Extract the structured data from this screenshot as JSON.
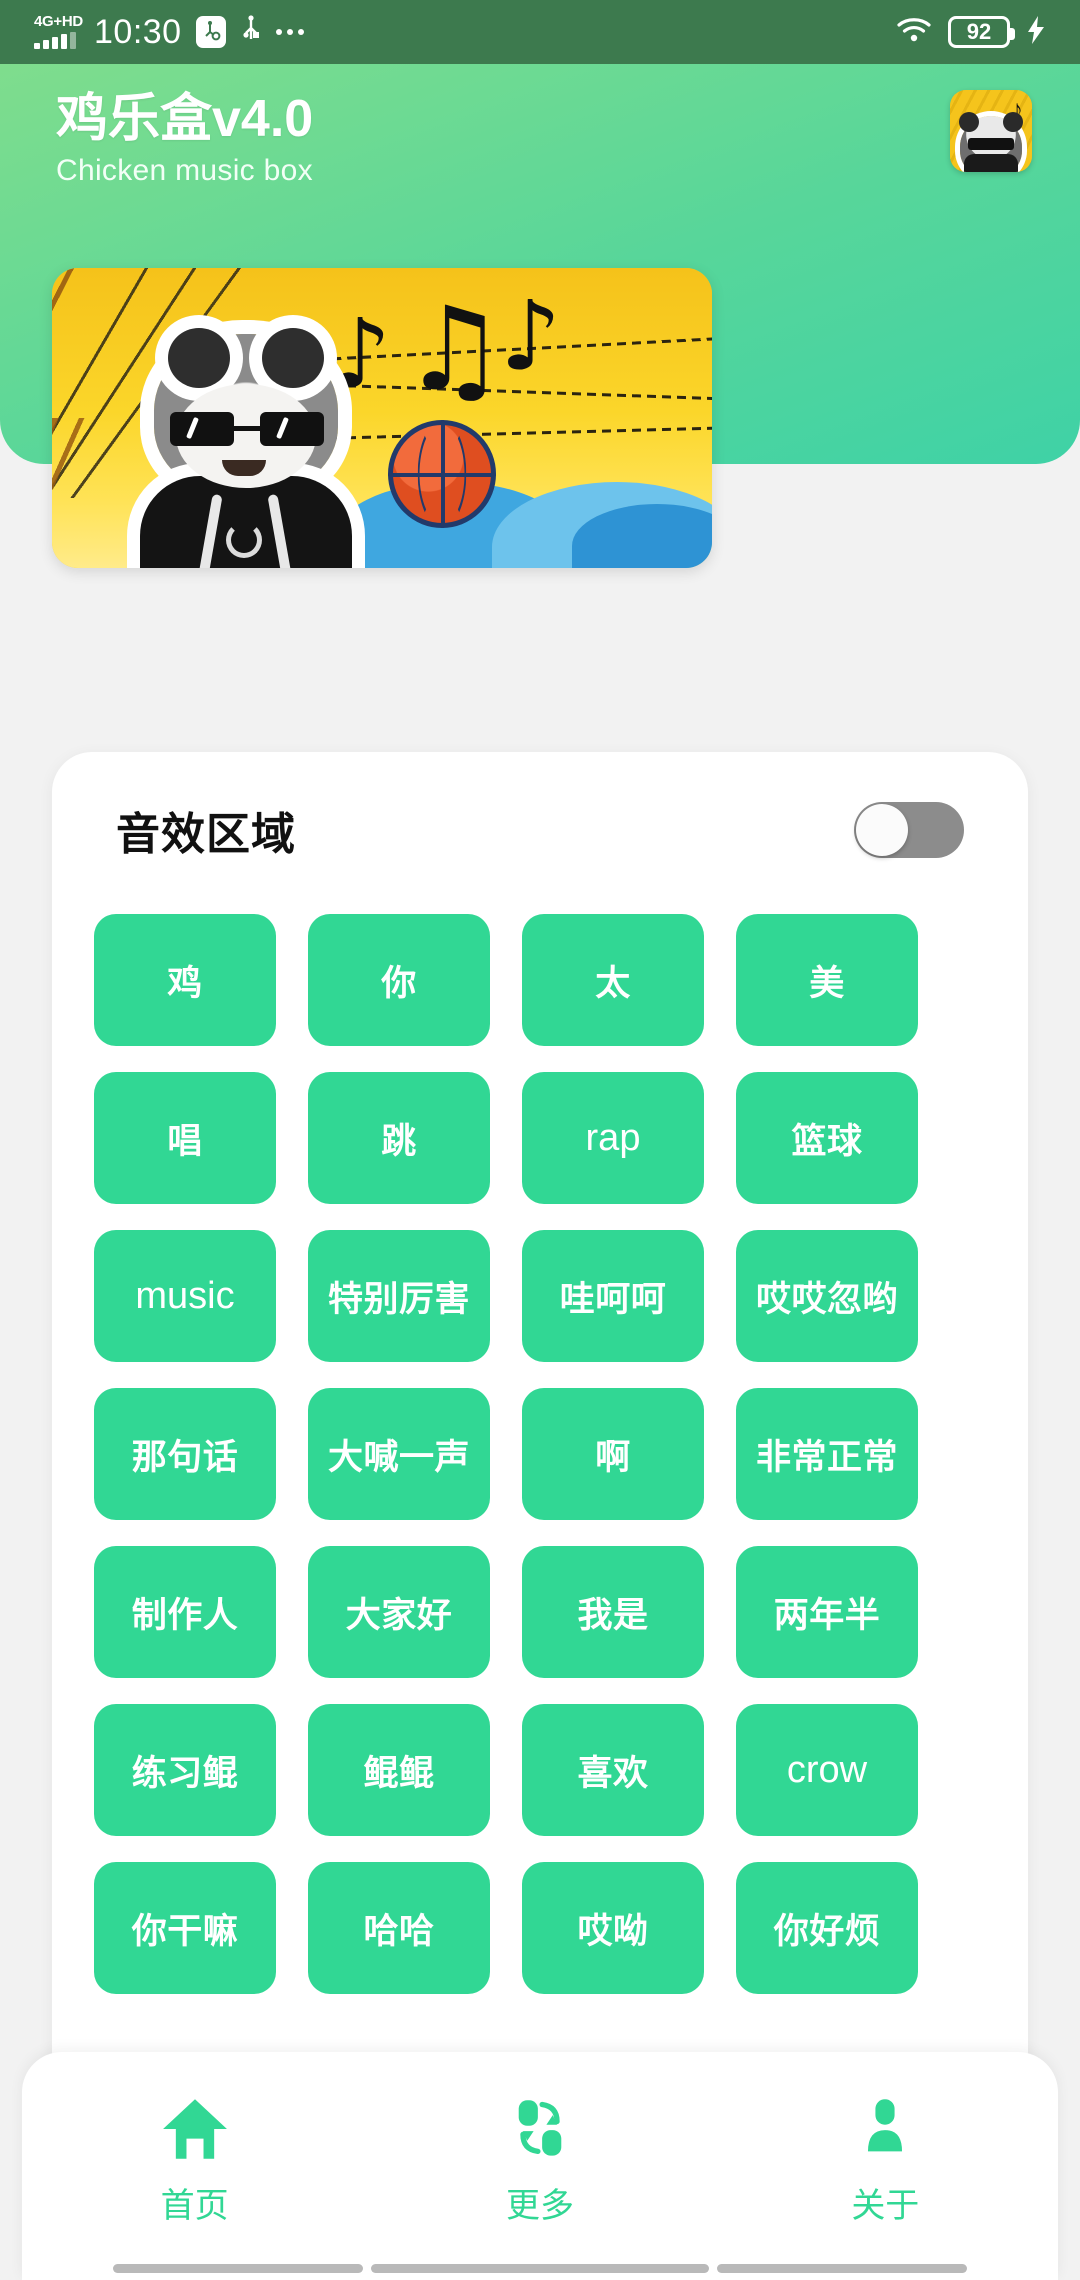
{
  "status_bar": {
    "network_type": "4G+HD",
    "time": "10:30",
    "usb_debug_icon": "usb-debug-icon",
    "usb_icon": "usb-icon",
    "overflow_icon": "more-dots-icon",
    "wifi_icon": "wifi-icon",
    "battery_level": "92",
    "charging_icon": "charging-bolt-icon",
    "bg_color": "#3d7a4e"
  },
  "header": {
    "app_title": "鸡乐盒v4.0",
    "app_subtitle": "Chicken music box",
    "app_icon_name": "app-logo-panda-icon",
    "gradient_from": "#7fdd8d",
    "gradient_to": "#3fd2a6"
  },
  "banner": {
    "name": "hero-banner-image",
    "description": "panda-sunglasses-basketball-chicken-music",
    "bg_color": "#f7cf1e"
  },
  "sound_card": {
    "title": "音效区域",
    "toggle": {
      "name": "sound-area-toggle",
      "state": "off",
      "track_color": "#8c8c8c",
      "knob_color": "#fbfbfb"
    },
    "button_color": "#31d794",
    "buttons": [
      {
        "label": "鸡",
        "lang": "zh"
      },
      {
        "label": "你",
        "lang": "zh"
      },
      {
        "label": "太",
        "lang": "zh"
      },
      {
        "label": "美",
        "lang": "zh"
      },
      {
        "label": "唱",
        "lang": "zh"
      },
      {
        "label": "跳",
        "lang": "zh"
      },
      {
        "label": "rap",
        "lang": "en"
      },
      {
        "label": "篮球",
        "lang": "zh"
      },
      {
        "label": "music",
        "lang": "en"
      },
      {
        "label": "特别厉害",
        "lang": "zh"
      },
      {
        "label": "哇呵呵",
        "lang": "zh"
      },
      {
        "label": "哎哎忽哟",
        "lang": "zh"
      },
      {
        "label": "那句话",
        "lang": "zh"
      },
      {
        "label": "大喊一声",
        "lang": "zh"
      },
      {
        "label": "啊",
        "lang": "zh"
      },
      {
        "label": "非常正常",
        "lang": "zh"
      },
      {
        "label": "制作人",
        "lang": "zh"
      },
      {
        "label": "大家好",
        "lang": "zh"
      },
      {
        "label": "我是",
        "lang": "zh"
      },
      {
        "label": "两年半",
        "lang": "zh"
      },
      {
        "label": "练习鲲",
        "lang": "zh"
      },
      {
        "label": "鲲鲲",
        "lang": "zh"
      },
      {
        "label": "喜欢",
        "lang": "zh"
      },
      {
        "label": "crow",
        "lang": "en"
      },
      {
        "label": "你干嘛",
        "lang": "zh"
      },
      {
        "label": "哈哈",
        "lang": "zh"
      },
      {
        "label": "哎呦",
        "lang": "zh"
      },
      {
        "label": "你好烦",
        "lang": "zh"
      }
    ]
  },
  "bottom_nav": {
    "active_color": "#31d794",
    "items": [
      {
        "label": "首页",
        "icon": "home-icon",
        "active": true
      },
      {
        "label": "更多",
        "icon": "refresh-icon",
        "active": false
      },
      {
        "label": "关于",
        "icon": "person-icon",
        "active": false
      }
    ]
  }
}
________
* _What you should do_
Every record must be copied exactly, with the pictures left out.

* _Result of this exercise_
Extract the structured data from this screenshot as JSON.
{
  "status_bar": {
    "network_type": "4G+HD",
    "time": "10:30",
    "usb_debug_icon": "usb-debug-icon",
    "usb_icon": "usb-icon",
    "overflow_icon": "more-dots-icon",
    "wifi_icon": "wifi-icon",
    "battery_level": "92",
    "charging_icon": "charging-bolt-icon",
    "bg_color": "#3d7a4e"
  },
  "header": {
    "app_title": "鸡乐盒v4.0",
    "app_subtitle": "Chicken music box",
    "app_icon_name": "app-logo-panda-icon",
    "gradient_from": "#7fdd8d",
    "gradient_to": "#3fd2a6"
  },
  "banner": {
    "name": "hero-banner-image",
    "description": "panda-sunglasses-basketball-chicken-music",
    "bg_color": "#f7cf1e"
  },
  "sound_card": {
    "title": "音效区域",
    "toggle": {
      "name": "sound-area-toggle",
      "state": "off",
      "track_color": "#8c8c8c",
      "knob_color": "#fbfbfb"
    },
    "button_color": "#31d794",
    "buttons": [
      {
        "label": "鸡",
        "lang": "zh"
      },
      {
        "label": "你",
        "lang": "zh"
      },
      {
        "label": "太",
        "lang": "zh"
      },
      {
        "label": "美",
        "lang": "zh"
      },
      {
        "label": "唱",
        "lang": "zh"
      },
      {
        "label": "跳",
        "lang": "zh"
      },
      {
        "label": "rap",
        "lang": "en"
      },
      {
        "label": "篮球",
        "lang": "zh"
      },
      {
        "label": "music",
        "lang": "en"
      },
      {
        "label": "特别厉害",
        "lang": "zh"
      },
      {
        "label": "哇呵呵",
        "lang": "zh"
      },
      {
        "label": "哎哎忽哟",
        "lang": "zh"
      },
      {
        "label": "那句话",
        "lang": "zh"
      },
      {
        "label": "大喊一声",
        "lang": "zh"
      },
      {
        "label": "啊",
        "lang": "zh"
      },
      {
        "label": "非常正常",
        "lang": "zh"
      },
      {
        "label": "制作人",
        "lang": "zh"
      },
      {
        "label": "大家好",
        "lang": "zh"
      },
      {
        "label": "我是",
        "lang": "zh"
      },
      {
        "label": "两年半",
        "lang": "zh"
      },
      {
        "label": "练习鲲",
        "lang": "zh"
      },
      {
        "label": "鲲鲲",
        "lang": "zh"
      },
      {
        "label": "喜欢",
        "lang": "zh"
      },
      {
        "label": "crow",
        "lang": "en"
      },
      {
        "label": "你干嘛",
        "lang": "zh"
      },
      {
        "label": "哈哈",
        "lang": "zh"
      },
      {
        "label": "哎呦",
        "lang": "zh"
      },
      {
        "label": "你好烦",
        "lang": "zh"
      }
    ]
  },
  "bottom_nav": {
    "active_color": "#31d794",
    "items": [
      {
        "label": "首页",
        "icon": "home-icon",
        "active": true
      },
      {
        "label": "更多",
        "icon": "refresh-icon",
        "active": false
      },
      {
        "label": "关于",
        "icon": "person-icon",
        "active": false
      }
    ]
  }
}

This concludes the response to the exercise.